[What the exercise asks]
In the material below, find every line containing "HLアプローチ未" and copy that line.

======

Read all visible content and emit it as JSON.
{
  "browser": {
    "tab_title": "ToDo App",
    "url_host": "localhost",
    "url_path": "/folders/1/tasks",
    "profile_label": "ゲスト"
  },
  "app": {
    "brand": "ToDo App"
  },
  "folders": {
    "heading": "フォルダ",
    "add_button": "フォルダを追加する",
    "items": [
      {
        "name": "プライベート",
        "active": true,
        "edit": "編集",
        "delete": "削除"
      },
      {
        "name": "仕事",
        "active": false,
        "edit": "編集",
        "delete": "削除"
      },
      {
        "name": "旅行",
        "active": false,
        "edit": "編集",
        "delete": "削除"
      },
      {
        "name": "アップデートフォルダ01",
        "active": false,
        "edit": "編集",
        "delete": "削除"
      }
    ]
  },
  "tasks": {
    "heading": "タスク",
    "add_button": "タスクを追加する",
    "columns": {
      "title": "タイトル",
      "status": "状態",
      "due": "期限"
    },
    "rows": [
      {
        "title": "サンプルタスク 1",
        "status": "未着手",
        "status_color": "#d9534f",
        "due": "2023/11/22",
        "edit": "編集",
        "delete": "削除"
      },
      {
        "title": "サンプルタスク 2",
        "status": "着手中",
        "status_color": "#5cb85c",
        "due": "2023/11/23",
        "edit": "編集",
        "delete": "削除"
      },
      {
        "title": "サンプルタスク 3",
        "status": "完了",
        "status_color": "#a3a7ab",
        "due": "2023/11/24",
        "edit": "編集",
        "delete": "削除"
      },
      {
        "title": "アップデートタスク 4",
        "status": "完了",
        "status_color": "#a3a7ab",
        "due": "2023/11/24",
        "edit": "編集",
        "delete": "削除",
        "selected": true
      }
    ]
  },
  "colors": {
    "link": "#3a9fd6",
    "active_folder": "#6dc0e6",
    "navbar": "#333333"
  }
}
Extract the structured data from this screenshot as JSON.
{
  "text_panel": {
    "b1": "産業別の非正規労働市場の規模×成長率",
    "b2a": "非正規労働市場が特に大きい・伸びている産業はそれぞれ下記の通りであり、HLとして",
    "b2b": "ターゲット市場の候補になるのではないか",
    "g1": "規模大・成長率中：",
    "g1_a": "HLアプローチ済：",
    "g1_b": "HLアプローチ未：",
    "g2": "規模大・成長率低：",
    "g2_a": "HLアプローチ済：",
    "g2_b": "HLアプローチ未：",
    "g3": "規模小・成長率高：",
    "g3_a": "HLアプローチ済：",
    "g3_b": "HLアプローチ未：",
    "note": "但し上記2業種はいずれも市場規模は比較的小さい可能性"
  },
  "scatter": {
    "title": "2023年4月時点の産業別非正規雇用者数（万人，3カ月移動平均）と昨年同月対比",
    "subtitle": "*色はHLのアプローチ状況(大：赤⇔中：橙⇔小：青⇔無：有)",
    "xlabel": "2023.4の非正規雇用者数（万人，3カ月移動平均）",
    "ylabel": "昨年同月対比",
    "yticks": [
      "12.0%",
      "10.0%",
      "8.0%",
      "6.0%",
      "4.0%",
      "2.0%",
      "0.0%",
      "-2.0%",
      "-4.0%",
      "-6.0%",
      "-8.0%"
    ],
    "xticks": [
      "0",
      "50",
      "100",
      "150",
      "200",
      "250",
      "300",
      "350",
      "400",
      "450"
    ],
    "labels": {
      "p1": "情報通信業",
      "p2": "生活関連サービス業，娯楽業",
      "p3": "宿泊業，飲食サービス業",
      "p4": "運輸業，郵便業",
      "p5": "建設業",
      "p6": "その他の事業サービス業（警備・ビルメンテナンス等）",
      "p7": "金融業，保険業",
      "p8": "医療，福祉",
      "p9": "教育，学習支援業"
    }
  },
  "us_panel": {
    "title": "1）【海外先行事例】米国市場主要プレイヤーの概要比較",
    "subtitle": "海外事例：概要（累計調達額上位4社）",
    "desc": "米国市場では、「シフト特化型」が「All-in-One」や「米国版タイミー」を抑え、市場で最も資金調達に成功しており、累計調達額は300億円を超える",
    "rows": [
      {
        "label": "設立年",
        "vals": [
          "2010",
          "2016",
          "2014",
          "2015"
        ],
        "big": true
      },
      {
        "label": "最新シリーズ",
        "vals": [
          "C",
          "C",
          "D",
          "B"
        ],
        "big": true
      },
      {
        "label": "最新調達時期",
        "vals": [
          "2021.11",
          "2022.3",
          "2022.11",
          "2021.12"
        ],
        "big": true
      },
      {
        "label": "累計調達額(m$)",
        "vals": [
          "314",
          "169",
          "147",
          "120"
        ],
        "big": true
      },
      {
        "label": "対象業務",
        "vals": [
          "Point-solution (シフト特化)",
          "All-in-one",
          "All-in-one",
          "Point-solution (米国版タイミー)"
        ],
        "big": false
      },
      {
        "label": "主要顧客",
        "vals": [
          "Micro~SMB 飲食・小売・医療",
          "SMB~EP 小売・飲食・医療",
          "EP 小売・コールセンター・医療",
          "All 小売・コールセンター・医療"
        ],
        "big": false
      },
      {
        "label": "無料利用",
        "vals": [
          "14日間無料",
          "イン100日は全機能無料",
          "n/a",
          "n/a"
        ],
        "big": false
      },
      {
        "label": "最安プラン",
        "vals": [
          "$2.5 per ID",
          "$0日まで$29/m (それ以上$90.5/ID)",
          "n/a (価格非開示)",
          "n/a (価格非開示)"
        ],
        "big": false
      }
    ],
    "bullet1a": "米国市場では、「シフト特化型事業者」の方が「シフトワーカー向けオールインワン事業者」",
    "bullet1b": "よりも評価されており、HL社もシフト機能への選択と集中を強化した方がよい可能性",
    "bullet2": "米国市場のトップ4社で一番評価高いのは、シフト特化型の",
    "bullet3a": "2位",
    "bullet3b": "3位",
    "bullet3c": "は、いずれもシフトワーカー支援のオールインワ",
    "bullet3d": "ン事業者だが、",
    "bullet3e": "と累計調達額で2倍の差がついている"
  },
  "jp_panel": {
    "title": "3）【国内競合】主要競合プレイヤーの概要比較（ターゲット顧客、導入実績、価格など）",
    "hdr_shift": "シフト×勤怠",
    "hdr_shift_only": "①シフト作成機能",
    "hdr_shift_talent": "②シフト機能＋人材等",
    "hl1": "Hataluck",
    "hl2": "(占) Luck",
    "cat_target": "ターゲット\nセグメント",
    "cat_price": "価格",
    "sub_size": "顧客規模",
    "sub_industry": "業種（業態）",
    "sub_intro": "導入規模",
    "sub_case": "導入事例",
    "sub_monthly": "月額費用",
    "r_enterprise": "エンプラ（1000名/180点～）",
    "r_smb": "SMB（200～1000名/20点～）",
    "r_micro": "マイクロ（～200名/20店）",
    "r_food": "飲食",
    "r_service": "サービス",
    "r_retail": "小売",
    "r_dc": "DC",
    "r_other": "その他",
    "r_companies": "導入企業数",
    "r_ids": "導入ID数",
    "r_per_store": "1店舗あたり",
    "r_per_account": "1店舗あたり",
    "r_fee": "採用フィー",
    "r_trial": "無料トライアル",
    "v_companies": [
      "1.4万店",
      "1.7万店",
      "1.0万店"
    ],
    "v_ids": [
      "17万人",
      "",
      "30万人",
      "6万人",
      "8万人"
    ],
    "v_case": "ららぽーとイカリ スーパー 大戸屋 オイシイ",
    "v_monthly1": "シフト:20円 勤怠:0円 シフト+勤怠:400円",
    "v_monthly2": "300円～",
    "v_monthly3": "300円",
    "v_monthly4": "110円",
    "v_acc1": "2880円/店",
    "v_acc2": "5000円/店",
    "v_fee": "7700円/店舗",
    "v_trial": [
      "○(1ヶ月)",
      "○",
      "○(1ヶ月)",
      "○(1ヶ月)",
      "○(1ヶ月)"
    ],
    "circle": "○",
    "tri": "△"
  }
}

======

[Output of the exercise]
    "g1_b": "HLアプローチ未：",
    "g2_b": "HLアプローチ未：",
    "g3_b": "HLアプローチ未：",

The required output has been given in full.